Problem description: The answer must restate every entry below word for word.

App and web page records:
=== Begin Enclosure ===

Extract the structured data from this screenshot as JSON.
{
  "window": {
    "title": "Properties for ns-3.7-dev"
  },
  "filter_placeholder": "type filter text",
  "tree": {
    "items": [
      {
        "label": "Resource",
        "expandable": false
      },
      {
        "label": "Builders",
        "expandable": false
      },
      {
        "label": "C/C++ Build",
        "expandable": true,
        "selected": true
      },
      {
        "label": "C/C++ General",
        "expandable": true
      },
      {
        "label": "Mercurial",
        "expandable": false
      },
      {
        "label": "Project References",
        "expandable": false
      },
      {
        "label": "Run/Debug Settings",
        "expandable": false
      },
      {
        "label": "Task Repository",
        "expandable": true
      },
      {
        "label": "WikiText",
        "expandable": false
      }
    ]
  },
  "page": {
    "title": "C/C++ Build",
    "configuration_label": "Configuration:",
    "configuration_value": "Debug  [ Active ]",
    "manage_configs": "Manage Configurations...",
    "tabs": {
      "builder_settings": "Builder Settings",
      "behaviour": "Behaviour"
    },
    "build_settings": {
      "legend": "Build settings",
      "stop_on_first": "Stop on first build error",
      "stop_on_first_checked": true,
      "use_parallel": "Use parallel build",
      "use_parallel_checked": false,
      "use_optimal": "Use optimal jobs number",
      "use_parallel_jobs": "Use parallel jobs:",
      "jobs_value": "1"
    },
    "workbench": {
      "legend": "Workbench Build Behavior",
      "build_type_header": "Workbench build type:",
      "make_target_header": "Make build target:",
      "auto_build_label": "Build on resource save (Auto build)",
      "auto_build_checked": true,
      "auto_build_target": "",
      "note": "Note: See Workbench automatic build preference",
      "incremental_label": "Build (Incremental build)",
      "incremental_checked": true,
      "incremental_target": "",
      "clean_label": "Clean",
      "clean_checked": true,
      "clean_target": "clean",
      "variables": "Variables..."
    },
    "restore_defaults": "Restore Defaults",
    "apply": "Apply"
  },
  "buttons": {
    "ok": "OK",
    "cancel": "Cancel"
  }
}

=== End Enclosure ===

The completed task:
Extract the structured data from this screenshot as JSON.
{
  "window": {
    "title": "Properties for ns-3.7-dev"
  },
  "filter_placeholder": "type filter text",
  "tree": {
    "items": [
      {
        "label": "Resource",
        "expandable": false
      },
      {
        "label": "Builders",
        "expandable": false
      },
      {
        "label": "C/C++ Build",
        "expandable": true,
        "selected": true
      },
      {
        "label": "C/C++ General",
        "expandable": true
      },
      {
        "label": "Mercurial",
        "expandable": false
      },
      {
        "label": "Project References",
        "expandable": false
      },
      {
        "label": "Run/Debug Settings",
        "expandable": false
      },
      {
        "label": "Task Repository",
        "expandable": true
      },
      {
        "label": "WikiText",
        "expandable": false
      }
    ]
  },
  "page": {
    "title": "C/C++ Build",
    "configuration_label": "Configuration:",
    "configuration_value": "Debug  [ Active ]",
    "manage_configs": "Manage Configurations...",
    "tabs": {
      "builder_settings": "Builder Settings",
      "behaviour": "Behaviour"
    },
    "build_settings": {
      "legend": "Build settings",
      "stop_on_first": "Stop on first build error",
      "stop_on_first_checked": true,
      "use_parallel": "Use parallel build",
      "use_parallel_checked": false,
      "use_optimal": "Use optimal jobs number",
      "use_parallel_jobs": "Use parallel jobs:",
      "jobs_value": "1"
    },
    "workbench": {
      "legend": "Workbench Build Behavior",
      "build_type_header": "Workbench build type:",
      "make_target_header": "Make build target:",
      "auto_build_label": "Build on resource save (Auto build)",
      "auto_build_checked": true,
      "auto_build_target": "",
      "note": "Note: See Workbench automatic build preference",
      "incremental_label": "Build (Incremental build)",
      "incremental_checked": true,
      "incremental_target": "",
      "clean_label": "Clean",
      "clean_checked": true,
      "clean_target": "clean",
      "variables": "Variables..."
    },
    "restore_defaults": "Restore Defaults",
    "apply": "Apply"
  },
  "buttons": {
    "ok": "OK",
    "cancel": "Cancel"
  }
}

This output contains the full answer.